> [Exercise description]:
Using the data below, copy each line that includes the word "Sign".

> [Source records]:
■ ■ ■

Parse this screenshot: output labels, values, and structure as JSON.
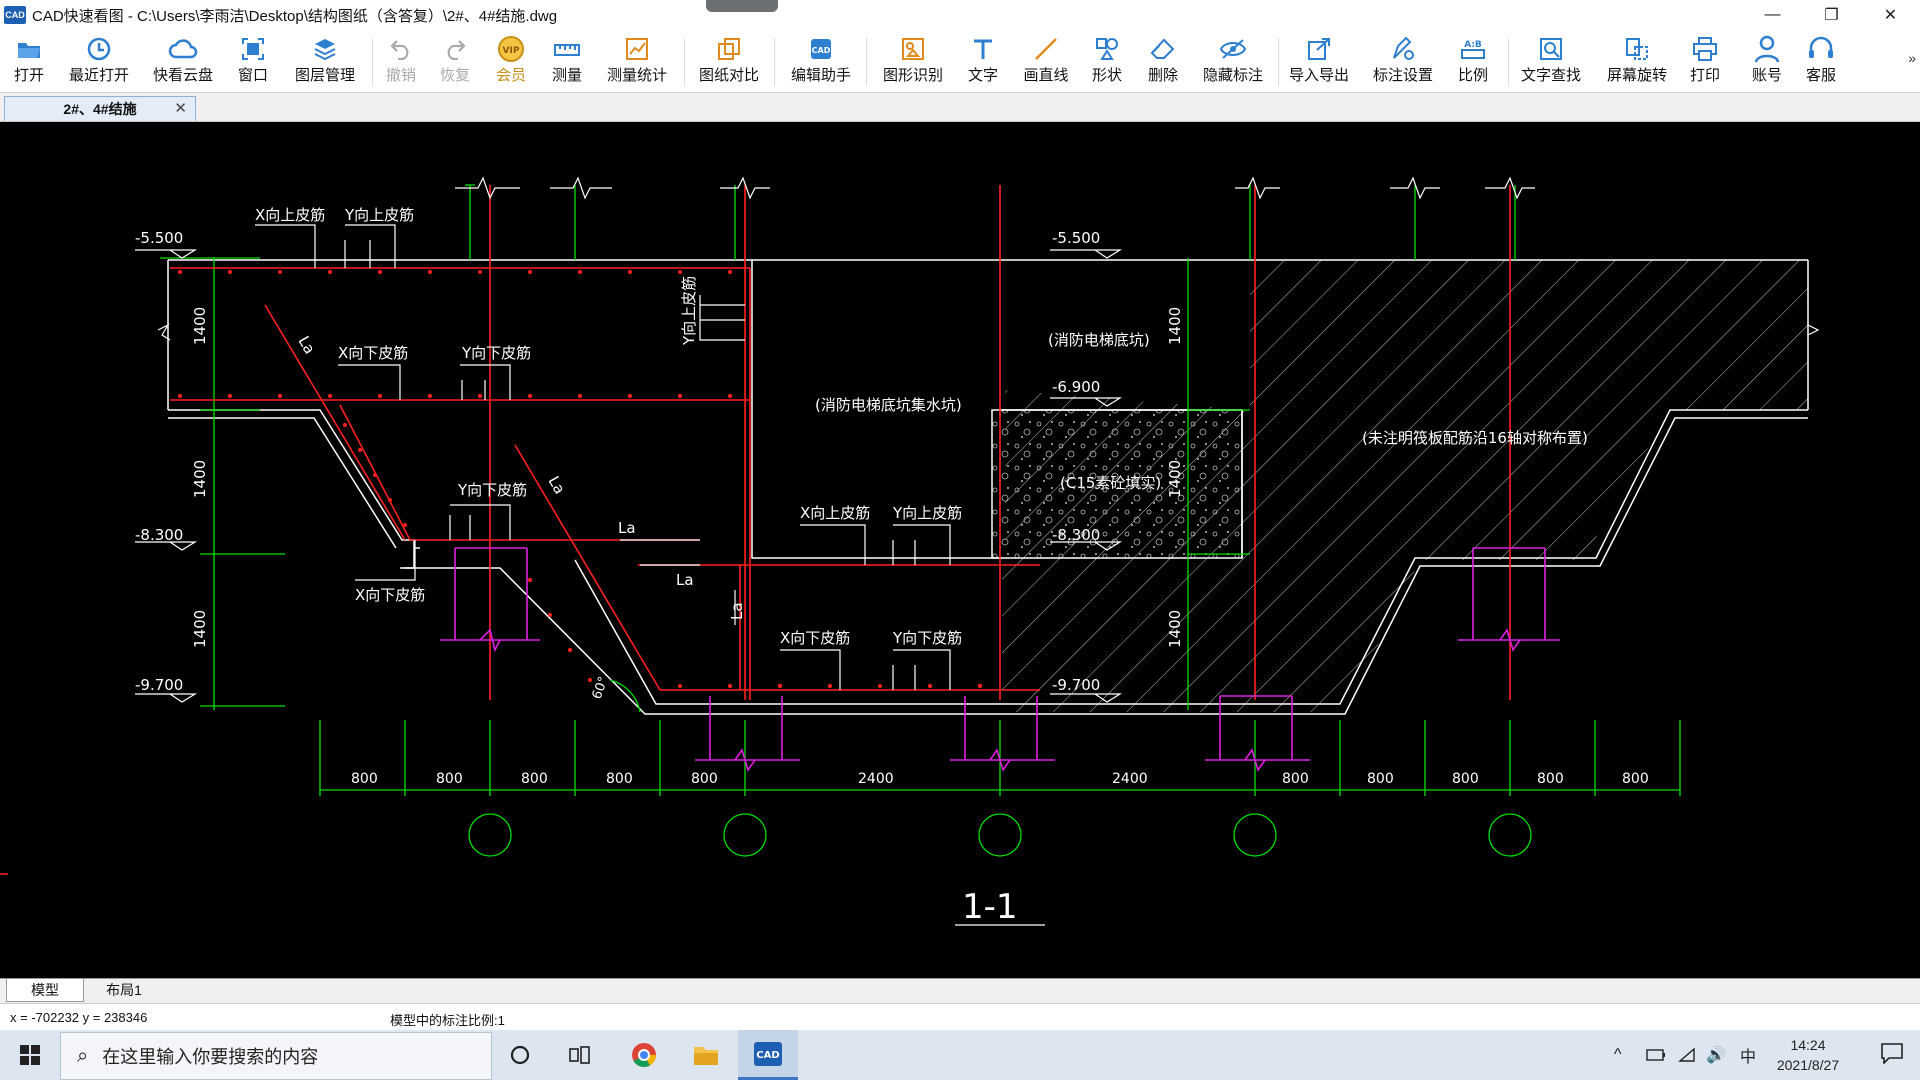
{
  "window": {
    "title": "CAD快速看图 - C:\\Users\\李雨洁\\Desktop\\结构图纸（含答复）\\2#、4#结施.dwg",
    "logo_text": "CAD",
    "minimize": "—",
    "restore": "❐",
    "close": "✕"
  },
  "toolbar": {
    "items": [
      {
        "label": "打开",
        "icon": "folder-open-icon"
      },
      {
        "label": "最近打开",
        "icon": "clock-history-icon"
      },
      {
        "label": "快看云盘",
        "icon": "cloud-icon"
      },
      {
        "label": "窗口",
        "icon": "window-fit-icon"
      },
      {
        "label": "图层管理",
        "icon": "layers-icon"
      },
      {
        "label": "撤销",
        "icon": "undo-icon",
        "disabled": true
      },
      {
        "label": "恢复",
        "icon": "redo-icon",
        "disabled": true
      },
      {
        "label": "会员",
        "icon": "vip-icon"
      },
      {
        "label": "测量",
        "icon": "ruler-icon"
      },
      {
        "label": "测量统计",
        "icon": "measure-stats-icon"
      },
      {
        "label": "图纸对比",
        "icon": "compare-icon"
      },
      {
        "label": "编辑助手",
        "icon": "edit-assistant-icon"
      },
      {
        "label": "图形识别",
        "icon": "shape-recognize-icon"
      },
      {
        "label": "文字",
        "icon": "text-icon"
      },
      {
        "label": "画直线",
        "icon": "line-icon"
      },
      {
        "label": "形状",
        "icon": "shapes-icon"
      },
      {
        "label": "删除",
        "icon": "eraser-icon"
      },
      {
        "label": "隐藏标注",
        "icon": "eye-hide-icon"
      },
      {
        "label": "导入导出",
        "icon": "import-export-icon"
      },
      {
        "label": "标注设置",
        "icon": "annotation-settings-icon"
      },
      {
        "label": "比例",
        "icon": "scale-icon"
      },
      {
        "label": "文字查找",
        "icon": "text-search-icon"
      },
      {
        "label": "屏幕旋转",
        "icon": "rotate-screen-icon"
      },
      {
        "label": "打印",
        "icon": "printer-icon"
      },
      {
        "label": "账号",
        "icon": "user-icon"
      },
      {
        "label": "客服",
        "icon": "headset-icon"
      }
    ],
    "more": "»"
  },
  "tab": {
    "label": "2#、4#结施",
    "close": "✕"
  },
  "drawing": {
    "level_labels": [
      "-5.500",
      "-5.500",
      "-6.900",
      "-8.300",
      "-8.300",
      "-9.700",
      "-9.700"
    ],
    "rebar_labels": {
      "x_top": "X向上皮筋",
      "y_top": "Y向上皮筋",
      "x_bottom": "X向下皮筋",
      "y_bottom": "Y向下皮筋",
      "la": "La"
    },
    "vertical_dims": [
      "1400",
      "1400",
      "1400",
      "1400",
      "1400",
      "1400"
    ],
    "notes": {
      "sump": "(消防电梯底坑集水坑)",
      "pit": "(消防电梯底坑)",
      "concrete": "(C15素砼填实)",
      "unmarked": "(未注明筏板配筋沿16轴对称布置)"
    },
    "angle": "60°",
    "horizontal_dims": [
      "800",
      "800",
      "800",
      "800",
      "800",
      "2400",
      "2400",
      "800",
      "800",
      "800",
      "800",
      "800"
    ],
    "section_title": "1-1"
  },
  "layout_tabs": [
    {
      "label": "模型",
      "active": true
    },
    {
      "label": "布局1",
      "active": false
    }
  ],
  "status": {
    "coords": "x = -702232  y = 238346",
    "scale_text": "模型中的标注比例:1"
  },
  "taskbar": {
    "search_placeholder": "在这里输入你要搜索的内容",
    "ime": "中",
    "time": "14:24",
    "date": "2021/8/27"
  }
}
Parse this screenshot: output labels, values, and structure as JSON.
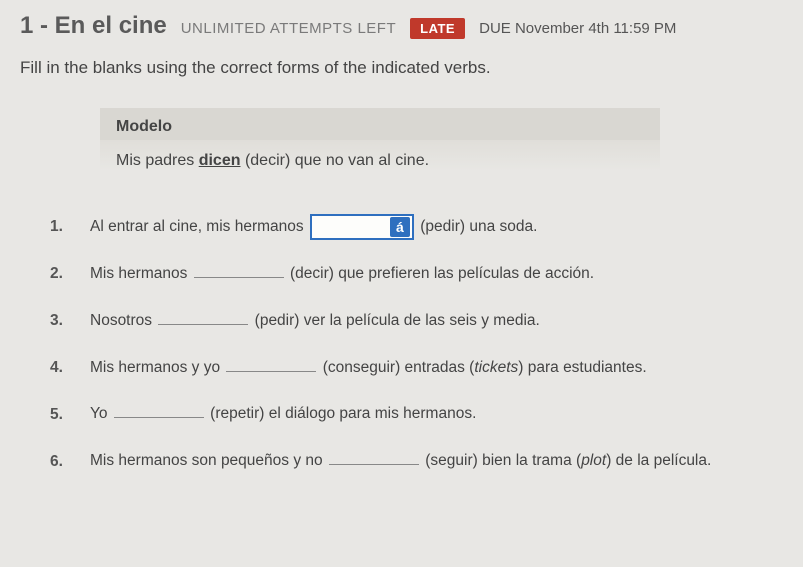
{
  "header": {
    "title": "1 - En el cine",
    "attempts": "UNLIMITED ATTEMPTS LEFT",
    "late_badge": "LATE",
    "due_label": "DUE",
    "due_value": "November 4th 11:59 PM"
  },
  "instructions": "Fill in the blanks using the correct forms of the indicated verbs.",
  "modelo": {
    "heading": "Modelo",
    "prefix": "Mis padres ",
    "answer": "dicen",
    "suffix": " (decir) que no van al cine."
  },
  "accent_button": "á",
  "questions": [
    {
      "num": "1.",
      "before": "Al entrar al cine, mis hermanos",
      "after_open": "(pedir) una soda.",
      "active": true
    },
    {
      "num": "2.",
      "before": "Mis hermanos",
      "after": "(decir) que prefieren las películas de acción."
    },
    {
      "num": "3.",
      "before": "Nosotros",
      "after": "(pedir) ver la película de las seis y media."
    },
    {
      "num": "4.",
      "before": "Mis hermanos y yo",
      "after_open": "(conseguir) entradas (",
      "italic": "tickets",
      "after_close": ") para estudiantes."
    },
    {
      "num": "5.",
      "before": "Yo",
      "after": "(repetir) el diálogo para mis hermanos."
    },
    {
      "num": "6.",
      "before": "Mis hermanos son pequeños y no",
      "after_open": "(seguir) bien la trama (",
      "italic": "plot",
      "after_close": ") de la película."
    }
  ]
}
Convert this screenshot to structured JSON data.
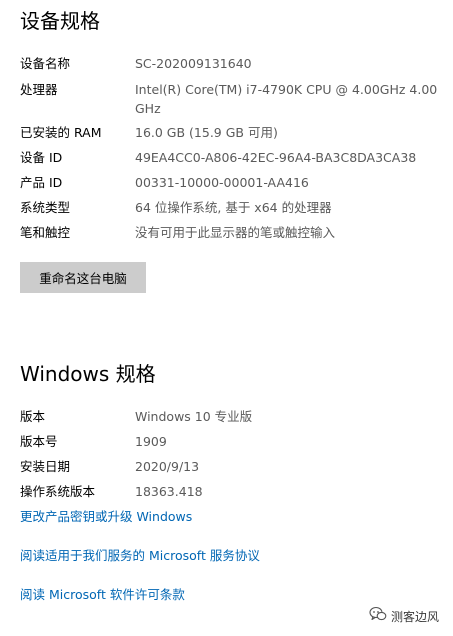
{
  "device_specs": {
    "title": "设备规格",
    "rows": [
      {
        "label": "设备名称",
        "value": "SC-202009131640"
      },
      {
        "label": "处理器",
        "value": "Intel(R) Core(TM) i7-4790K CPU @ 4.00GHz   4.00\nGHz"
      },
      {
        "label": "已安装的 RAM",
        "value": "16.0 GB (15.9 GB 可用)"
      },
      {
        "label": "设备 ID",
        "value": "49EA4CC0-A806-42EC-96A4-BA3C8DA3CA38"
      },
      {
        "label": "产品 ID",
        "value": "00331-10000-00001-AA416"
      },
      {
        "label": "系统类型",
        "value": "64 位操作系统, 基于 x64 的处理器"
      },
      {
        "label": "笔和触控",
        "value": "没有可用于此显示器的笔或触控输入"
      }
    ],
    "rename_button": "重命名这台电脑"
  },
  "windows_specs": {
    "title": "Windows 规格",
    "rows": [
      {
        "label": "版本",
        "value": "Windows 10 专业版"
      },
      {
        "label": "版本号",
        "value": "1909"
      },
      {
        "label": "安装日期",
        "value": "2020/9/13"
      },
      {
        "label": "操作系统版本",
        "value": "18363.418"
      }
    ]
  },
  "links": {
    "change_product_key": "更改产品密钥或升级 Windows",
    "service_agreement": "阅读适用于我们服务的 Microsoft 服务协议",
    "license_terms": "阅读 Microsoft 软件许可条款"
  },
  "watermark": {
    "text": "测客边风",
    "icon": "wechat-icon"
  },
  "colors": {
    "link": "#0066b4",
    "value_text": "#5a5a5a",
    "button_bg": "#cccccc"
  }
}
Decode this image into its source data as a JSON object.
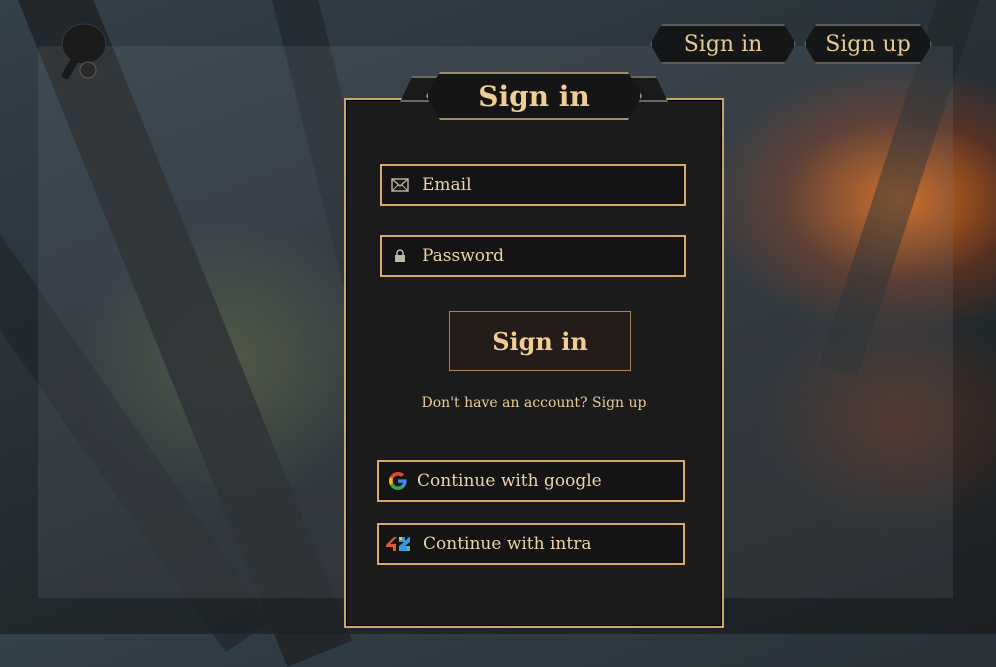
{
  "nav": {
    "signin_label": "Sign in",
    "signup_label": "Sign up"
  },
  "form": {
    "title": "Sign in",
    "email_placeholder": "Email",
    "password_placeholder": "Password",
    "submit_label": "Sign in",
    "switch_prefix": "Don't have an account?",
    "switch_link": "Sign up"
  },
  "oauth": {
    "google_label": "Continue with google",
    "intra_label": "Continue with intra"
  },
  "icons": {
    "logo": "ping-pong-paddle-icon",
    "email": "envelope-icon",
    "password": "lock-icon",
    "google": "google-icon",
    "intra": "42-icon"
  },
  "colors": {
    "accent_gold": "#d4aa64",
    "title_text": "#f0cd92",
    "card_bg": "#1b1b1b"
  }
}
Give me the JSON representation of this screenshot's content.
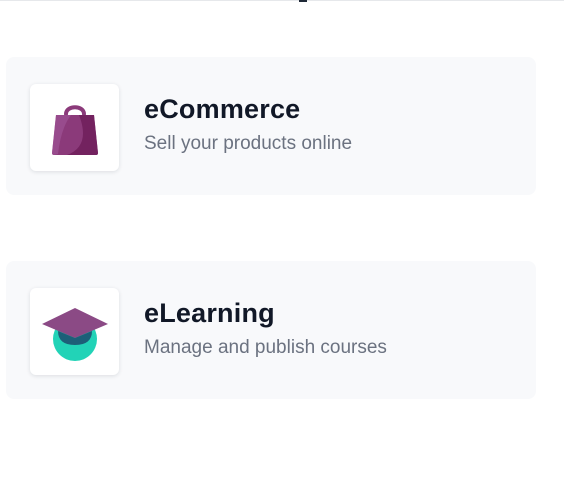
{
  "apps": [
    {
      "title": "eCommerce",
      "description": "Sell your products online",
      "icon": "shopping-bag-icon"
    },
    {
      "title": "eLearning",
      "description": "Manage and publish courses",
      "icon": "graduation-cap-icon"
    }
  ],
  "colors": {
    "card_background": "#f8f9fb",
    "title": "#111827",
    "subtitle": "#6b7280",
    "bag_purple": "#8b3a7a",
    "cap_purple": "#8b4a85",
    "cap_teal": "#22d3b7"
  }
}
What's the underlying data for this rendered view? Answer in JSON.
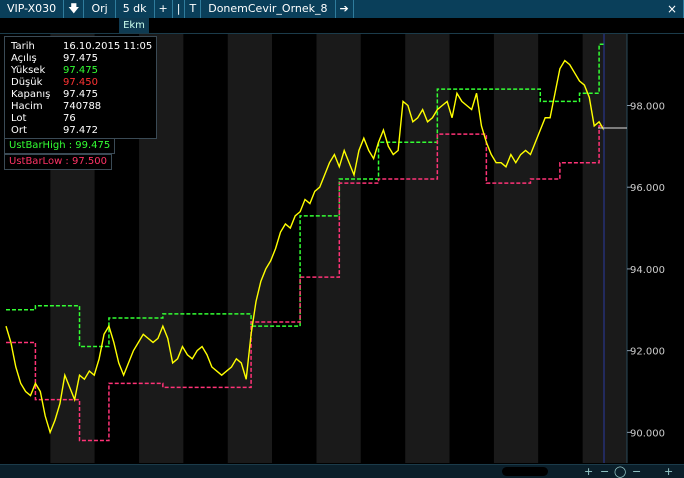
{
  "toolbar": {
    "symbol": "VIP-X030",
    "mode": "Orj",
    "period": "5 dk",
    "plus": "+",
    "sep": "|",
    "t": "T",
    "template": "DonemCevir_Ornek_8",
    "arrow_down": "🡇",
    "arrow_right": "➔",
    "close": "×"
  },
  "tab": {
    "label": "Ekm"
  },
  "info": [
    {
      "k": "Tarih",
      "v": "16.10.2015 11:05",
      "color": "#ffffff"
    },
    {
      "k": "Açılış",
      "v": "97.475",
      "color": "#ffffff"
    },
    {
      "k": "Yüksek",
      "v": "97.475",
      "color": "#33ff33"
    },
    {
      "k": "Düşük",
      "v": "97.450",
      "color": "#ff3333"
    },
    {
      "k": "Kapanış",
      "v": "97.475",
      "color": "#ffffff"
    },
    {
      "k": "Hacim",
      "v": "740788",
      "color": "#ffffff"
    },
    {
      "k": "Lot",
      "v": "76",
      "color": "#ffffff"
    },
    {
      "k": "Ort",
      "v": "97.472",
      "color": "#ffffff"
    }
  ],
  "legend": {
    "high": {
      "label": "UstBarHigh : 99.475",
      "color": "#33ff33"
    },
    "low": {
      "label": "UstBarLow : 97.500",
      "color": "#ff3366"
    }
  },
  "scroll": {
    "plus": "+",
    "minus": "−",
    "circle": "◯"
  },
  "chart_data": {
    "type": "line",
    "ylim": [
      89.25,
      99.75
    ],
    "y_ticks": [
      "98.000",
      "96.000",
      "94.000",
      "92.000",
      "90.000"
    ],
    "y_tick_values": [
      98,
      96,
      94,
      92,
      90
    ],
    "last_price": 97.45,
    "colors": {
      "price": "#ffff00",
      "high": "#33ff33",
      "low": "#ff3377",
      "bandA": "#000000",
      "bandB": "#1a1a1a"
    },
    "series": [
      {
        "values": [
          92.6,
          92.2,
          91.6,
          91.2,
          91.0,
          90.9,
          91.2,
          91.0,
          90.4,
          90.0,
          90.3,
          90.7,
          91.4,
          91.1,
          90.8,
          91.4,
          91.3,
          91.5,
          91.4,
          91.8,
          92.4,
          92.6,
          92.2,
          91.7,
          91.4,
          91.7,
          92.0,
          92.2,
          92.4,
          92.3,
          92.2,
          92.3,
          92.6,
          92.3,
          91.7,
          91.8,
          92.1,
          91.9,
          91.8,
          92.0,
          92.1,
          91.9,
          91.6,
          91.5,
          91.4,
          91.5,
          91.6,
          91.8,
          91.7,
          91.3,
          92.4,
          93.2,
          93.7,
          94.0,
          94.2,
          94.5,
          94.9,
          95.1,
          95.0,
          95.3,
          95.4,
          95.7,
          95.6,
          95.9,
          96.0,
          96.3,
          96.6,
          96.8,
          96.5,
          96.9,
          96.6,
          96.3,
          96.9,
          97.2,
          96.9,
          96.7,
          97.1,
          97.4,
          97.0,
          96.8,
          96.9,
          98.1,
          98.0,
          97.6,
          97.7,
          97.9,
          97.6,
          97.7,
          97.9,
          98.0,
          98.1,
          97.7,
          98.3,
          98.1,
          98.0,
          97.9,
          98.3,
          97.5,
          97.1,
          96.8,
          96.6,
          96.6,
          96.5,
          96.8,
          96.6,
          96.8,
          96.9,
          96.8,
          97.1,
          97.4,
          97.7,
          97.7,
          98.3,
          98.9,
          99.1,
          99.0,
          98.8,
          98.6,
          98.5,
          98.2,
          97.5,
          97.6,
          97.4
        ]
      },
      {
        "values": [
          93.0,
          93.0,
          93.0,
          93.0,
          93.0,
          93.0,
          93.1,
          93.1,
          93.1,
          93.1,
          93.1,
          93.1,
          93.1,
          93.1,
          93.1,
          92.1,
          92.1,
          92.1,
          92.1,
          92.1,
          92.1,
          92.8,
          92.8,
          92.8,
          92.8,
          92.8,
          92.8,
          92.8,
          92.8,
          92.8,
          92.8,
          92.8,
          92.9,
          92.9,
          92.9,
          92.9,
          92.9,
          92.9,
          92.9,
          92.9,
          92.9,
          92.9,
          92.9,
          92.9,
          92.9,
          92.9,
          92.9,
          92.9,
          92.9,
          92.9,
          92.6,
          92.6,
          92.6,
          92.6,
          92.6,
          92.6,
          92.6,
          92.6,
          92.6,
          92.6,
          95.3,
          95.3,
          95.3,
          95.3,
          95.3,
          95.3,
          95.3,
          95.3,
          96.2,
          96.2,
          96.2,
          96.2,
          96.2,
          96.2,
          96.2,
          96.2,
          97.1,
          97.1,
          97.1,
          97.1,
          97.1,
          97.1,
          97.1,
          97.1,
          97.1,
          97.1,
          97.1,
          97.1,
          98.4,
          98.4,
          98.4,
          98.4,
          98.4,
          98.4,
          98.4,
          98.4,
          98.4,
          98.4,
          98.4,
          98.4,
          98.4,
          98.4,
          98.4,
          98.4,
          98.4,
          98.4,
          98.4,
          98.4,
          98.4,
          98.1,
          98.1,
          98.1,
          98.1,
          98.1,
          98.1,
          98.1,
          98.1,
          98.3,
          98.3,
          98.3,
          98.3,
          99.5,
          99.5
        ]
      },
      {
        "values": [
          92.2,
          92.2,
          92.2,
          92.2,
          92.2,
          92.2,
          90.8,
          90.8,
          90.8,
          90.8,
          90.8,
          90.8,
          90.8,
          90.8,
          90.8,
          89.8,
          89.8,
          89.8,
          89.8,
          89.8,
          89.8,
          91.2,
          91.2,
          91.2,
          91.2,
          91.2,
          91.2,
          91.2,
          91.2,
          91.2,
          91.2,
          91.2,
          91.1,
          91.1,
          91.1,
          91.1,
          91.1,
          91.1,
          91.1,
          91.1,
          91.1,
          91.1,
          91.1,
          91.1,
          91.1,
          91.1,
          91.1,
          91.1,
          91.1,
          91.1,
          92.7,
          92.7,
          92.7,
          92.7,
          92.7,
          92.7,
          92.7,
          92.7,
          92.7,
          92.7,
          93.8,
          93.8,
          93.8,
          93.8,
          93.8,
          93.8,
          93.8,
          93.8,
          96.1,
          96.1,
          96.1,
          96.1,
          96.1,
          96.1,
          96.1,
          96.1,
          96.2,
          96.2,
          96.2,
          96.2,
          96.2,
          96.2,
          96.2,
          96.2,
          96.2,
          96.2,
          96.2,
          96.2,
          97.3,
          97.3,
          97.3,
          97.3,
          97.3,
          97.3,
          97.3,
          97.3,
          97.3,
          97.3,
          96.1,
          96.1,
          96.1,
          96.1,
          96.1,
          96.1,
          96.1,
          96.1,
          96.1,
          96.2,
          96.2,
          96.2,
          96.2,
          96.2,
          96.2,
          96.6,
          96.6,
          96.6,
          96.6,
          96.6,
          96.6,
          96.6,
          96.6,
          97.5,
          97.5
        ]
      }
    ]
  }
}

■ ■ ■

> [Answer]:
    "signin_label": "Sign in",
    "signup_label": "Sign up"
    "title": "Sign in",
    "submit_label": "Sign in",
    "switch_link": "Sign up"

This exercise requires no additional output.